> Work required: Go through the entries and set each one down exactly.

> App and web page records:

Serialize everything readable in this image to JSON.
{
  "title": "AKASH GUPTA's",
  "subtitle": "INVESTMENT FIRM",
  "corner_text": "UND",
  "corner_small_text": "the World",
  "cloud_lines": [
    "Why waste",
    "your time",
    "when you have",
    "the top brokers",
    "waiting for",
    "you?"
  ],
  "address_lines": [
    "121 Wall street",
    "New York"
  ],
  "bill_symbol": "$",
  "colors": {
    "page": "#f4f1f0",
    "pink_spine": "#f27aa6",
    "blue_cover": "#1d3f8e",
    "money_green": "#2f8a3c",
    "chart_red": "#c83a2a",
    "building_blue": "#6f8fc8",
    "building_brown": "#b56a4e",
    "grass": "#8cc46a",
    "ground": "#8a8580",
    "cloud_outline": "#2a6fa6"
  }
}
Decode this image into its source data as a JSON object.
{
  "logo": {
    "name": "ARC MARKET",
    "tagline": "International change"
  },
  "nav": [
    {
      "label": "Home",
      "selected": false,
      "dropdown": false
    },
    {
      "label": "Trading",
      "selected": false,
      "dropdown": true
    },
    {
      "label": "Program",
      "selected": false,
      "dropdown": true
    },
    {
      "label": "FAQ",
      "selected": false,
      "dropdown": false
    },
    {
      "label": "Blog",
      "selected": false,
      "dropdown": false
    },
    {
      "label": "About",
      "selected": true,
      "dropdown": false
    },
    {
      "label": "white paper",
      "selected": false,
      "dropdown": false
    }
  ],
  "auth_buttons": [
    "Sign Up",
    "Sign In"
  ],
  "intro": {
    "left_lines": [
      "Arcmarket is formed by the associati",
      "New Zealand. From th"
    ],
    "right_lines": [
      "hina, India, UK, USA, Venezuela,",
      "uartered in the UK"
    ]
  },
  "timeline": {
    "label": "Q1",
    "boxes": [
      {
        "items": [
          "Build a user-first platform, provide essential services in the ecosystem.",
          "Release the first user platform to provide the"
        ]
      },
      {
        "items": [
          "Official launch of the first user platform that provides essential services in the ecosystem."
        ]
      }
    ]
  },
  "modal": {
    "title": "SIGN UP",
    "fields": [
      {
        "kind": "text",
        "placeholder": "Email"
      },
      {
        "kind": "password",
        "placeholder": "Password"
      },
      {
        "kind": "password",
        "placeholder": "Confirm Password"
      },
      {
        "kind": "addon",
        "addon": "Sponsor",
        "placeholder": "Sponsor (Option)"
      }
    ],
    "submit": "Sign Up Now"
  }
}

> Finished exercise:
Serialize everything readable in this image to JSON.
{
  "title": "AKASH GUPTA's",
  "subtitle": "INVESTMENT FIRM",
  "corner_text": "UND",
  "corner_small_text": "the World",
  "cloud_lines": [
    "Why waste",
    "your time",
    "when you have",
    "the top brokers",
    "waiting for",
    "you?"
  ],
  "address_lines": [
    "121 Wall street",
    "New York"
  ],
  "bill_symbol": "$",
  "colors": {
    "page": "#f4f1f0",
    "pink_spine": "#f27aa6",
    "blue_cover": "#1d3f8e",
    "money_green": "#2f8a3c",
    "chart_red": "#c83a2a",
    "building_blue": "#6f8fc8",
    "building_brown": "#b56a4e",
    "grass": "#8cc46a",
    "ground": "#8a8580",
    "cloud_outline": "#2a6fa6"
  }
}
Decode this image into its source data as a JSON object.
{
  "logo": {
    "name": "ARC MARKET",
    "tagline": "International change"
  },
  "nav": [
    {
      "label": "Home",
      "selected": false,
      "dropdown": false
    },
    {
      "label": "Trading",
      "selected": false,
      "dropdown": true
    },
    {
      "label": "Program",
      "selected": false,
      "dropdown": true
    },
    {
      "label": "FAQ",
      "selected": false,
      "dropdown": false
    },
    {
      "label": "Blog",
      "selected": false,
      "dropdown": false
    },
    {
      "label": "About",
      "selected": true,
      "dropdown": false
    },
    {
      "label": "white paper",
      "selected": false,
      "dropdown": false
    }
  ],
  "auth_buttons": [
    "Sign Up",
    "Sign In"
  ],
  "intro": {
    "left_lines": [
      "Arcmarket is formed by the associati",
      "New Zealand. From th"
    ],
    "right_lines": [
      "hina, India, UK, USA, Venezuela,",
      "uartered in the UK"
    ]
  },
  "timeline": {
    "label": "Q1",
    "boxes": [
      {
        "items": [
          "Build a user-first platform, provide essential services in the ecosystem.",
          "Release the first user platform to provide the"
        ]
      },
      {
        "items": [
          "Official launch of the first user platform that provides essential services in the ecosystem."
        ]
      }
    ]
  },
  "modal": {
    "title": "SIGN UP",
    "fields": [
      {
        "kind": "text",
        "placeholder": "Email"
      },
      {
        "kind": "password",
        "placeholder": "Password"
      },
      {
        "kind": "password",
        "placeholder": "Confirm Password"
      },
      {
        "kind": "addon",
        "addon": "Sponsor",
        "placeholder": "Sponsor (Option)"
      }
    ],
    "submit": "Sign Up Now"
  }
}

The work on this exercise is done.